## PROBLEM TO SOLVE
Tally the lines in the data below where the word "JSON" appears, and give the tally alone.

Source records
────────────────────────────────────────
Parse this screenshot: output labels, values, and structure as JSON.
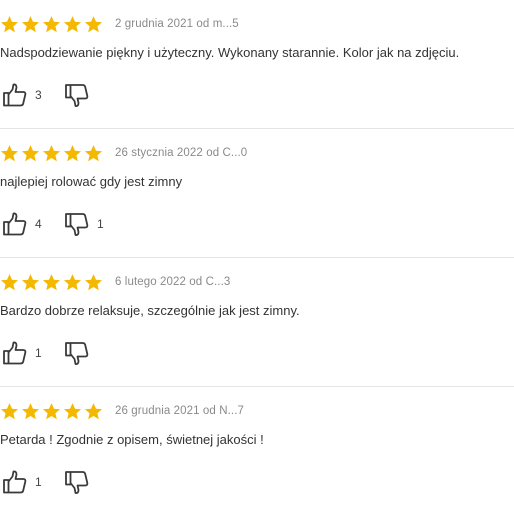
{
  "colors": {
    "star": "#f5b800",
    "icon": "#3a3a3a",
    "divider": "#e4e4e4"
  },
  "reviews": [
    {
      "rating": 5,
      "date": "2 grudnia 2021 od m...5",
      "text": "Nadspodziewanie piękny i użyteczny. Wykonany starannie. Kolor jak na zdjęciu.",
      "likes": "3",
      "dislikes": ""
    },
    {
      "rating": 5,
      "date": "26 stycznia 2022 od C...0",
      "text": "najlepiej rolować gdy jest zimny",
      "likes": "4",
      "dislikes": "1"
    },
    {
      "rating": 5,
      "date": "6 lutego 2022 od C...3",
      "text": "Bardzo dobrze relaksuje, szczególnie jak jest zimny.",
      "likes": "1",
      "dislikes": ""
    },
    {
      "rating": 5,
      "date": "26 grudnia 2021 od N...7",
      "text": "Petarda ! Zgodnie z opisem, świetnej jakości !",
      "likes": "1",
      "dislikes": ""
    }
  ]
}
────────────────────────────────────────
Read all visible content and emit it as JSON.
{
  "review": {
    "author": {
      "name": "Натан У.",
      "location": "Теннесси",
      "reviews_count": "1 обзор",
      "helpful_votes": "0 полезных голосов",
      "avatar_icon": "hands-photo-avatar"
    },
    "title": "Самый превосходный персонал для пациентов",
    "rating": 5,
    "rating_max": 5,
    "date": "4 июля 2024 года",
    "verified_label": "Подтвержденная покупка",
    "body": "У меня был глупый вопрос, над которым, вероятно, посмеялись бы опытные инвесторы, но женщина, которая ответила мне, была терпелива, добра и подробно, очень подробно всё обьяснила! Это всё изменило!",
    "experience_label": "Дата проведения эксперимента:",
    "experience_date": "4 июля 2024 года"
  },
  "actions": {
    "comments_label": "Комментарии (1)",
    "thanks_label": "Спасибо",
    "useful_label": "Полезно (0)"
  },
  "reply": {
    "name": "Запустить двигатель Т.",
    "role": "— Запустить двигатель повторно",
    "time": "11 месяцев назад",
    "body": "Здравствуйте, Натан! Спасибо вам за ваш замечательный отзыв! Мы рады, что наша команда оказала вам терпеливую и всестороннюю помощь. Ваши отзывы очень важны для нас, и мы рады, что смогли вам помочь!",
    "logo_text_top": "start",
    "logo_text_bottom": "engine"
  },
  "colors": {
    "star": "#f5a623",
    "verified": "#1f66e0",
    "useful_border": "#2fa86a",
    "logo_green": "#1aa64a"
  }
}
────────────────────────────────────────
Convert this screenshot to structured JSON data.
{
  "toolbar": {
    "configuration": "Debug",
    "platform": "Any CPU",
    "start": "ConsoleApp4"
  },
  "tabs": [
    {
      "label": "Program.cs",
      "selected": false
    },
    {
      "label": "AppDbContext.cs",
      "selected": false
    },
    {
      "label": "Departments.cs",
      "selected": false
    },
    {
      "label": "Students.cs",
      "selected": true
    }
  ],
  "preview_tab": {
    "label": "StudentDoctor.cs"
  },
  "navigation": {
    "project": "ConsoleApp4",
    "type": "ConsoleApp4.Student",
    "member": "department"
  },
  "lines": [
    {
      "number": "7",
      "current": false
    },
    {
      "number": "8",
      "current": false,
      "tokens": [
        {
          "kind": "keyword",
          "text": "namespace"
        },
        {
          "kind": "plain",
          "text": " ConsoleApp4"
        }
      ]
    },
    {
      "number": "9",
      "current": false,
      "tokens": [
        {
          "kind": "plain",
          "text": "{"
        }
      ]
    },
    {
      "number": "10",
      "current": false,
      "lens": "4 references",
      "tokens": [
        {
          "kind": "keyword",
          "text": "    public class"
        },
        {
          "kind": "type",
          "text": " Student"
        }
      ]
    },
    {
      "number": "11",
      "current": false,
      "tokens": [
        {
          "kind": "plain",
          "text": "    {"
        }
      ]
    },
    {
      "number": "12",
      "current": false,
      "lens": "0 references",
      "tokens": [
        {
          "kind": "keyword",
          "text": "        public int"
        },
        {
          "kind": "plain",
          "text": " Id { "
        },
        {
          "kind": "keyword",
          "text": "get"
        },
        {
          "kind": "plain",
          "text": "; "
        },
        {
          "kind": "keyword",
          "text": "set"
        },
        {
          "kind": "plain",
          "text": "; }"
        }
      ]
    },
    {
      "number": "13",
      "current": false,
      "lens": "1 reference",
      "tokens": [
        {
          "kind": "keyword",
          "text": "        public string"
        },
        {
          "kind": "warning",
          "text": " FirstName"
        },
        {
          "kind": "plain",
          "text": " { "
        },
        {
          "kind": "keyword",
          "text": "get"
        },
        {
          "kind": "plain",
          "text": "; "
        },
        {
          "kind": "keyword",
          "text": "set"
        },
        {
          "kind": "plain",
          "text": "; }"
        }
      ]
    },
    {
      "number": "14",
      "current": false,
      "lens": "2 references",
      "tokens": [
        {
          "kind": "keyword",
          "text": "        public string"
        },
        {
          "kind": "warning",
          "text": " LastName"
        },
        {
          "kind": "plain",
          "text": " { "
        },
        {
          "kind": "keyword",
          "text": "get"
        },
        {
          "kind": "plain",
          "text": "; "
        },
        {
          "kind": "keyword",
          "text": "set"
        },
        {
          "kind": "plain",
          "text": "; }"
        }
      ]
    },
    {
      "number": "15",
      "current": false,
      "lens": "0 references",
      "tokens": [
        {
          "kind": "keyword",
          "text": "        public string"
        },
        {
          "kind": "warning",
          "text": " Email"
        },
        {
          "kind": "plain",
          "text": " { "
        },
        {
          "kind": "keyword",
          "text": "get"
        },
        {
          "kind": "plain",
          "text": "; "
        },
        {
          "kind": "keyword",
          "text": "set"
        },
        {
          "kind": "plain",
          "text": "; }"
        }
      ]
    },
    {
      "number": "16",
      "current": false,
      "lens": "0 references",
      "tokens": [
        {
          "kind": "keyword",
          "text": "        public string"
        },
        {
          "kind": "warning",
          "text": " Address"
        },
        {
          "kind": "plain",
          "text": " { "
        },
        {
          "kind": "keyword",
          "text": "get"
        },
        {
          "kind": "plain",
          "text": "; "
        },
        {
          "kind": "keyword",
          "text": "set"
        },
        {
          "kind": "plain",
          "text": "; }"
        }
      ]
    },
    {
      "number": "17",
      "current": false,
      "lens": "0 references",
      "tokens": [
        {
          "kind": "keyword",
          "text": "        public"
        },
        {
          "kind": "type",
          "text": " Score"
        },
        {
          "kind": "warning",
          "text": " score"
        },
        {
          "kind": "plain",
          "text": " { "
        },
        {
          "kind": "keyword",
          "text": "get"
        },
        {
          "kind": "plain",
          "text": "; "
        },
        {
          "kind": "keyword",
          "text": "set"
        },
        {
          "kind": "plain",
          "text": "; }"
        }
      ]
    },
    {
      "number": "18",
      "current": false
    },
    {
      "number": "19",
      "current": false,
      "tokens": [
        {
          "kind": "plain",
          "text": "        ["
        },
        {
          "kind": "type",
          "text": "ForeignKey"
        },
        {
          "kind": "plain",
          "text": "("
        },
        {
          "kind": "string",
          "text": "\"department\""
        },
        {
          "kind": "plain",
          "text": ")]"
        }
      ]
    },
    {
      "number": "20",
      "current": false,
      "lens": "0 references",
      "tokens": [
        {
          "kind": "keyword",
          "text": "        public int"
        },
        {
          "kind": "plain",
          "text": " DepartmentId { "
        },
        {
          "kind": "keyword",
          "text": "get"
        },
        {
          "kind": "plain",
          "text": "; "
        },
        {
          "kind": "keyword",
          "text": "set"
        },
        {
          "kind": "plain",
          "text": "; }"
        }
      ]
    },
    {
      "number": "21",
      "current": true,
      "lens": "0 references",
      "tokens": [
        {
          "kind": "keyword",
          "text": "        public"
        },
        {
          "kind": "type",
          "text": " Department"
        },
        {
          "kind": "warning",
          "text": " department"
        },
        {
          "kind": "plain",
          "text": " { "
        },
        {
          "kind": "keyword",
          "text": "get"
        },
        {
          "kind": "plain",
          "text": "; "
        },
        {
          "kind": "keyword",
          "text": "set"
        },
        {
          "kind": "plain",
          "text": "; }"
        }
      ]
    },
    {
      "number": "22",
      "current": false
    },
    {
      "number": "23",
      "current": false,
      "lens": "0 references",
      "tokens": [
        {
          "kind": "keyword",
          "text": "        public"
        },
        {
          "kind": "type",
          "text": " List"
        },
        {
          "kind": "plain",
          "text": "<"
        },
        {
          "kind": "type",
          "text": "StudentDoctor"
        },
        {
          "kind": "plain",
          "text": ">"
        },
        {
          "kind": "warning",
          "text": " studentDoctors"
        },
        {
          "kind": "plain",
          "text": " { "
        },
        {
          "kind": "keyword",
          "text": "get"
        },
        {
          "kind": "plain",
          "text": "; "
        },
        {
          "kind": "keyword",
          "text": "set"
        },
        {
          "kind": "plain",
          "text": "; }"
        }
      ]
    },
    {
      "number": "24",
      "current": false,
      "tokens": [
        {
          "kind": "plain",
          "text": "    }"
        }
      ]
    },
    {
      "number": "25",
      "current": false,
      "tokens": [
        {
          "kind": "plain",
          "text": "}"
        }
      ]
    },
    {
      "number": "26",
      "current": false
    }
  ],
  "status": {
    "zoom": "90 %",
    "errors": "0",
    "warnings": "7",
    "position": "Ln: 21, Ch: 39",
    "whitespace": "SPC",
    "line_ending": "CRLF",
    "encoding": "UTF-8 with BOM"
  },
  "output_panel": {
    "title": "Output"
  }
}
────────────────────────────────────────
## TASK RESPONSE
3